According to the Institute for Economics and Peace, Europe is not as peaceful as it was 15 years ago. And yet, despite the war in Ukraine, the region enjoys the highest levels of stability on the planet.
Russia’s full-scale invasion of Ukraine is one of the main factors undermining world peace a new report has found.
According to the Institute for Economics and Peace, global peacefulness has deteriorated for 13 of the last 15 years due to an increase in political instability, external conflicts, and deaths during internal conflicts.
The newly released Global Peace Index 2023 looked at 163 countries, accounting for 99.7% of the world’s population, and analysed their involvement in hostilities, as well as their human rights records and military spending.
“If we look at modern wars, they are almost impossible to win,” Stephen Killeley, the Founder of the IEP told Euronews. “You may remember the Russian invasion of Afghanistan followed by the US invasion of Afghanistan, Iraq and Syria. [Syrian President] Bashar [al-Assad] is still in power.
“Today you have Ukraine, and the situation is fairly deadlocked and then other conflicts like Yemen, which has been raging for almost a decade.”
Both Russia and Ukraine are currently in the bottom ten countries on the index. Ukraine takes 157th place out of 163 states while Russia is 158th.
Despite the war still raging in Ukraine, Europe remains the most peaceful region on the planet. Ten European countries feature in the top ten most peaceful nations. Iceland has been ranked number one for 16 consecutive years since the GPI project was launched in 2007.
Denmark, Ireland, Austria, Portugal, Slovenia and Switzerland are also on the list.
According to the report, 2022 was the deadliest year of armed conflict since the 1994 Rwandan genocide (the worst recorded in GPI history).
Ninety-five countries also recorded deterioration in their peacefulness in 2022 while 66 saw improvements.
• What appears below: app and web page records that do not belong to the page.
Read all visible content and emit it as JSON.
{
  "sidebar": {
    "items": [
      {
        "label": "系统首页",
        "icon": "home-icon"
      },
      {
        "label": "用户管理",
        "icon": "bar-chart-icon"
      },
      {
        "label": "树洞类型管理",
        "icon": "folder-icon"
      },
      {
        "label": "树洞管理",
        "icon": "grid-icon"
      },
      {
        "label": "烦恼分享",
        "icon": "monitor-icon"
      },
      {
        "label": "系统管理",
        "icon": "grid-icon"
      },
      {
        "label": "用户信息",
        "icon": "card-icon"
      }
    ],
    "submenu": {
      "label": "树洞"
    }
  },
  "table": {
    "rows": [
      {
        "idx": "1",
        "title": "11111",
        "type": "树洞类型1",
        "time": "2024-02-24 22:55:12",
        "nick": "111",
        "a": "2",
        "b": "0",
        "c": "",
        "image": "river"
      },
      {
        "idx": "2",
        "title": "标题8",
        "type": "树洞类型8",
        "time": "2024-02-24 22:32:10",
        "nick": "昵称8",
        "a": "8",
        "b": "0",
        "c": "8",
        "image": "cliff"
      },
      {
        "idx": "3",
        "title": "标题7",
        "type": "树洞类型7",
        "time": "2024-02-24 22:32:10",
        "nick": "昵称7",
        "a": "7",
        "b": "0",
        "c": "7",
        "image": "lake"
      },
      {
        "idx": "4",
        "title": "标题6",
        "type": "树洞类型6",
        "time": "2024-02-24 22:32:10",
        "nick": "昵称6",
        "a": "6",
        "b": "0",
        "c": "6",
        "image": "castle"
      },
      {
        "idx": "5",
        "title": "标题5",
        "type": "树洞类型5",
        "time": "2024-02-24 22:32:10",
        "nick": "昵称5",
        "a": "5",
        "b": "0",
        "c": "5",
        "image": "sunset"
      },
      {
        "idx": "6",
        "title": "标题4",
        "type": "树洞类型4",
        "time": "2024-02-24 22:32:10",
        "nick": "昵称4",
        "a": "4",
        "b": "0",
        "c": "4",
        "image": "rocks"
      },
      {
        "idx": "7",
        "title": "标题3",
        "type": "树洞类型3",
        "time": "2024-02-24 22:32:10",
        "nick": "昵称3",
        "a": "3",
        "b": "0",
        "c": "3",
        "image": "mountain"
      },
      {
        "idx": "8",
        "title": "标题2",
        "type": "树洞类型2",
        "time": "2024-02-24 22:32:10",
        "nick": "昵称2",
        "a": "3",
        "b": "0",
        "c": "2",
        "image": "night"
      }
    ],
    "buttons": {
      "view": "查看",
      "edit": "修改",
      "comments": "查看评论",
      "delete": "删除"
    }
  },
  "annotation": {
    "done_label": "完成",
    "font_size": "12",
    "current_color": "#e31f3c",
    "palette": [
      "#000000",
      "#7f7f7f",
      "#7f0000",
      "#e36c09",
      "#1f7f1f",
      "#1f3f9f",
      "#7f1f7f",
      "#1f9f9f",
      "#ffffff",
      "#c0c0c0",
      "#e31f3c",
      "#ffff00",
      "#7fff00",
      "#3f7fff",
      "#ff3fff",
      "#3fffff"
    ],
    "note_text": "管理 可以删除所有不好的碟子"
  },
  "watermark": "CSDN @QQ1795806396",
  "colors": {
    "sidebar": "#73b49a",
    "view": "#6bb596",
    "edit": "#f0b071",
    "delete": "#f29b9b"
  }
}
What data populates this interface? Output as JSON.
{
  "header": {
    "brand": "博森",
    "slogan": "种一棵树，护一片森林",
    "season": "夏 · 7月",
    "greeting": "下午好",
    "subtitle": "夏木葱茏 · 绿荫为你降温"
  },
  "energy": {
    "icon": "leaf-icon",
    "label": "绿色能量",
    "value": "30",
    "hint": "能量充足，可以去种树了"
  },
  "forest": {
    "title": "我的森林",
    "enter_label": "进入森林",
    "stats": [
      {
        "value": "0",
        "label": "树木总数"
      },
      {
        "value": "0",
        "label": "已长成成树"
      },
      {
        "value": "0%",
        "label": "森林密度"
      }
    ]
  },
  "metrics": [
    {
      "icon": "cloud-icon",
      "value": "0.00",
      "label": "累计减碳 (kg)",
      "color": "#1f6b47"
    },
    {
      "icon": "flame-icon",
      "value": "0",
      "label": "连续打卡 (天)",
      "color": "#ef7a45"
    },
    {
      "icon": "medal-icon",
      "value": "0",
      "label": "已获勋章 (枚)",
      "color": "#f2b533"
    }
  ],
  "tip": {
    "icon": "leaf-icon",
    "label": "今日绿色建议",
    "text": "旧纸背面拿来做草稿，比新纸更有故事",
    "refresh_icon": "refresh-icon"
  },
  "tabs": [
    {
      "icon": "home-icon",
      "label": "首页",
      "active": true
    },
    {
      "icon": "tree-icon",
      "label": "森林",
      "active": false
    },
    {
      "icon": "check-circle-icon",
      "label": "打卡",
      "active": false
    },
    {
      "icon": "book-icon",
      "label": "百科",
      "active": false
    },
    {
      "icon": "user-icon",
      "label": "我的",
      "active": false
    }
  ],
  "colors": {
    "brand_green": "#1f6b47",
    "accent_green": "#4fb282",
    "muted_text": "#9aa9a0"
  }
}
But the total number of conflict-related deaths from both external and internal wars and skirmishes increased by 96% compared to 2021. Analysts said figures would have still deteriorated even if Russia and Ukraine were excluded from this year’s report.